+++ Task data +++

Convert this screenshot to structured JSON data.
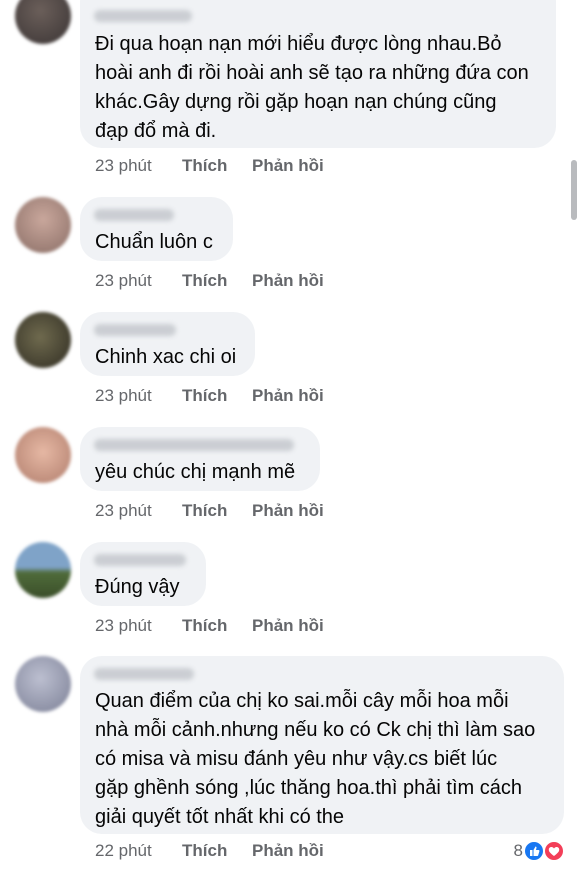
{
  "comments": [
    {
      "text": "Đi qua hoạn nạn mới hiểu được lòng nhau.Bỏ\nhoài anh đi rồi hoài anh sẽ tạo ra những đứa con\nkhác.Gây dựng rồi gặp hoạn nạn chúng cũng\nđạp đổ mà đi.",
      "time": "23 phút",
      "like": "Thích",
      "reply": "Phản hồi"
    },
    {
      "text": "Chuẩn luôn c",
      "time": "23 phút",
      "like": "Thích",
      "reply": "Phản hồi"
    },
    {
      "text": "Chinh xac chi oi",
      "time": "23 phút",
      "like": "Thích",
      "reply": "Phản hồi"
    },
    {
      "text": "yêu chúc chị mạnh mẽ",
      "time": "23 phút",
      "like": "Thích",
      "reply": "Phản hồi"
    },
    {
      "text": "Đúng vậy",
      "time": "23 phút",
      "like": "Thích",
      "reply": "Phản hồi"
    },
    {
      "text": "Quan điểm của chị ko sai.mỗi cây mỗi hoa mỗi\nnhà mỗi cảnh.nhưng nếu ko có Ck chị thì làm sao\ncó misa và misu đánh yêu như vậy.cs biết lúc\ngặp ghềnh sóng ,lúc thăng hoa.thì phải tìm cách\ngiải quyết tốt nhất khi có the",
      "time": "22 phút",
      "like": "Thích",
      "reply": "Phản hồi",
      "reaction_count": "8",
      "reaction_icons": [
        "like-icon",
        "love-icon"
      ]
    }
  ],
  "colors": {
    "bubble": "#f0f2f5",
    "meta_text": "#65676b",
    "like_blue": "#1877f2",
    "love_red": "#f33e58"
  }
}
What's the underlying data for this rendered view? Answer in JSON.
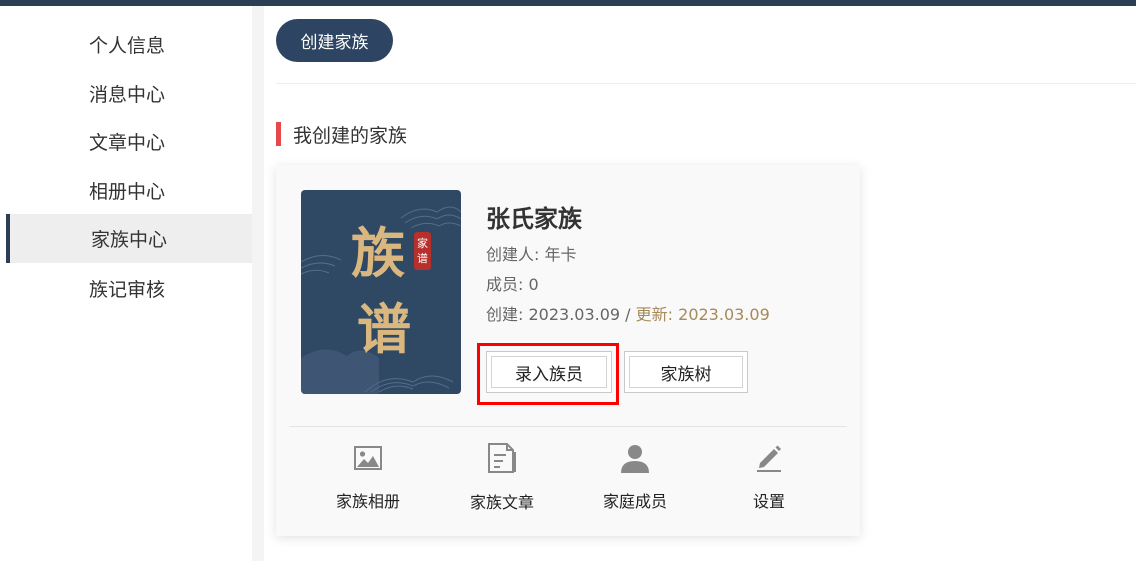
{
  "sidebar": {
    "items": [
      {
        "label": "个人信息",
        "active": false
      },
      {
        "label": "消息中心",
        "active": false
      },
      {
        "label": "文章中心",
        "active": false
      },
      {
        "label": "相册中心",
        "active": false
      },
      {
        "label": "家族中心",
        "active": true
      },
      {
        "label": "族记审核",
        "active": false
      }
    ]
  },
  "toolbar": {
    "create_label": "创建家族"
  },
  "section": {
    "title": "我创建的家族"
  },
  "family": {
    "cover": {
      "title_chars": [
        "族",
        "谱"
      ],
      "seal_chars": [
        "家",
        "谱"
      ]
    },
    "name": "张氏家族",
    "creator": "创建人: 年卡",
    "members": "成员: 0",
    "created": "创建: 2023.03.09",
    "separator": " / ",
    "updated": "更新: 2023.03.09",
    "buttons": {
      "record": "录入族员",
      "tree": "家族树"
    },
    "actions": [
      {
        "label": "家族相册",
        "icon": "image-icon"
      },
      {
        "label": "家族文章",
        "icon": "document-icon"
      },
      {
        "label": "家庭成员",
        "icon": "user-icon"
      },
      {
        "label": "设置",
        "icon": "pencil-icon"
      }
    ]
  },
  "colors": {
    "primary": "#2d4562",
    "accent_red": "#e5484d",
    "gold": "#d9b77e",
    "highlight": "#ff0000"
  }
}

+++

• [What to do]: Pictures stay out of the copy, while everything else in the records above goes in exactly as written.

• [Answer space]:
Convert this screenshot to structured JSON data.
{
  "comments": [
    {
      "text": "Đi qua hoạn nạn mới hiểu được lòng nhau.Bỏ\nhoài anh đi rồi hoài anh sẽ tạo ra những đứa con\nkhác.Gây dựng rồi gặp hoạn nạn chúng cũng\nđạp đổ mà đi.",
      "time": "23 phút",
      "like": "Thích",
      "reply": "Phản hồi"
    },
    {
      "text": "Chuẩn luôn c",
      "time": "23 phút",
      "like": "Thích",
      "reply": "Phản hồi"
    },
    {
      "text": "Chinh xac chi oi",
      "time": "23 phút",
      "like": "Thích",
      "reply": "Phản hồi"
    },
    {
      "text": "yêu chúc chị mạnh mẽ",
      "time": "23 phút",
      "like": "Thích",
      "reply": "Phản hồi"
    },
    {
      "text": "Đúng vậy",
      "time": "23 phút",
      "like": "Thích",
      "reply": "Phản hồi"
    },
    {
      "text": "Quan điểm của chị ko sai.mỗi cây mỗi hoa mỗi\nnhà mỗi cảnh.nhưng nếu ko có Ck chị thì làm sao\ncó misa và misu đánh yêu như vậy.cs biết lúc\ngặp ghềnh sóng ,lúc thăng hoa.thì phải tìm cách\ngiải quyết tốt nhất khi có the",
      "time": "22 phút",
      "like": "Thích",
      "reply": "Phản hồi",
      "reaction_count": "8",
      "reaction_icons": [
        "like-icon",
        "love-icon"
      ]
    }
  ],
  "colors": {
    "bubble": "#f0f2f5",
    "meta_text": "#65676b",
    "like_blue": "#1877f2",
    "love_red": "#f33e58"
  }
}
What's the underlying data for this rendered view? Answer in JSON.
{
  "sidebar": {
    "items": [
      {
        "label": "个人信息",
        "active": false
      },
      {
        "label": "消息中心",
        "active": false
      },
      {
        "label": "文章中心",
        "active": false
      },
      {
        "label": "相册中心",
        "active": false
      },
      {
        "label": "家族中心",
        "active": true
      },
      {
        "label": "族记审核",
        "active": false
      }
    ]
  },
  "toolbar": {
    "create_label": "创建家族"
  },
  "section": {
    "title": "我创建的家族"
  },
  "family": {
    "cover": {
      "title_chars": [
        "族",
        "谱"
      ],
      "seal_chars": [
        "家",
        "谱"
      ]
    },
    "name": "张氏家族",
    "creator": "创建人: 年卡",
    "members": "成员: 0",
    "created": "创建: 2023.03.09",
    "separator": " / ",
    "updated": "更新: 2023.03.09",
    "buttons": {
      "record": "录入族员",
      "tree": "家族树"
    },
    "actions": [
      {
        "label": "家族相册",
        "icon": "image-icon"
      },
      {
        "label": "家族文章",
        "icon": "document-icon"
      },
      {
        "label": "家庭成员",
        "icon": "user-icon"
      },
      {
        "label": "设置",
        "icon": "pencil-icon"
      }
    ]
  },
  "colors": {
    "primary": "#2d4562",
    "accent_red": "#e5484d",
    "gold": "#d9b77e",
    "highlight": "#ff0000"
  }
}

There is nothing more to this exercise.